> [Website and app data records]

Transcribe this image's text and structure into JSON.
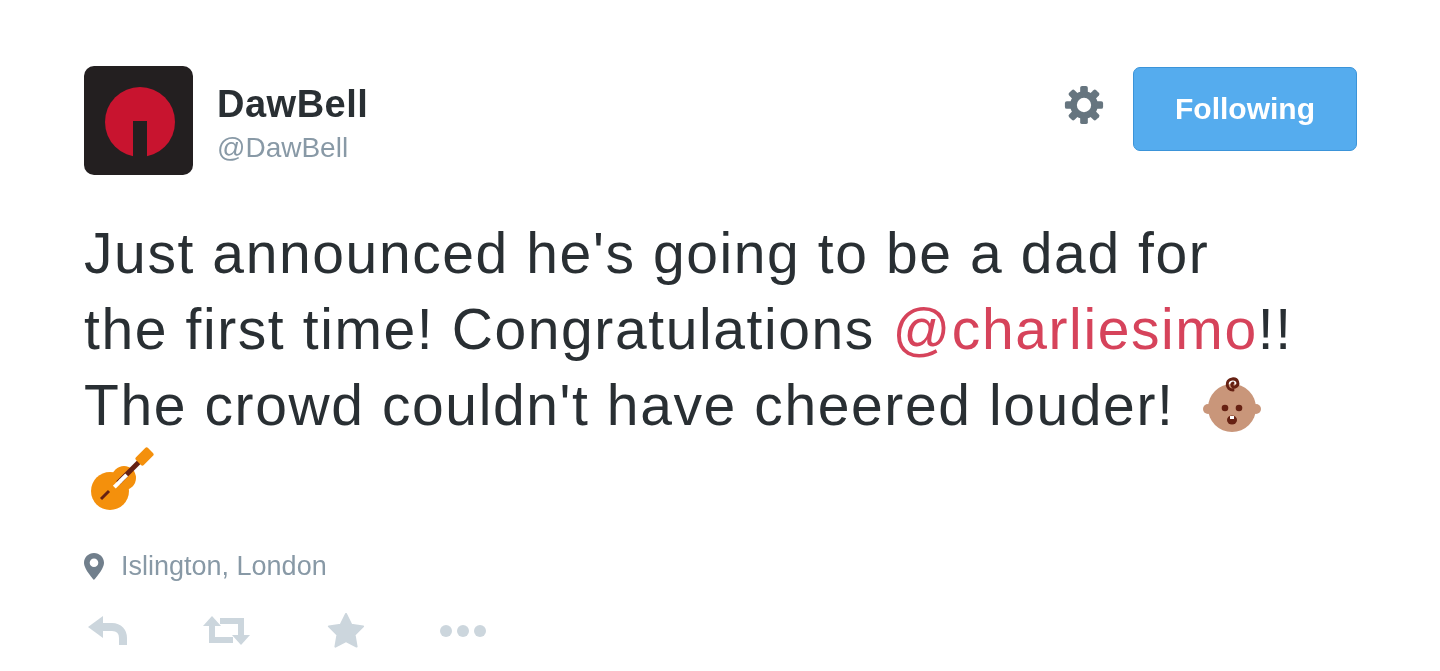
{
  "author": {
    "name": "DawBell",
    "handle": "@DawBell"
  },
  "follow_button": {
    "label": "Following",
    "following": true
  },
  "tweet": {
    "segments": [
      {
        "kind": "text",
        "text": "Just announced he's going to be a dad for the first time! Congratulations "
      },
      {
        "kind": "mention",
        "text": "@charliesimo"
      },
      {
        "kind": "text",
        "text": "!! The crowd couldn't have cheered louder! "
      },
      {
        "kind": "baby"
      },
      {
        "kind": "guitar"
      }
    ]
  },
  "location": {
    "label": "Islington, London"
  }
}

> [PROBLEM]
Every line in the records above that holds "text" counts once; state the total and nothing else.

> [SOLUTION FOR THIS TASK]
6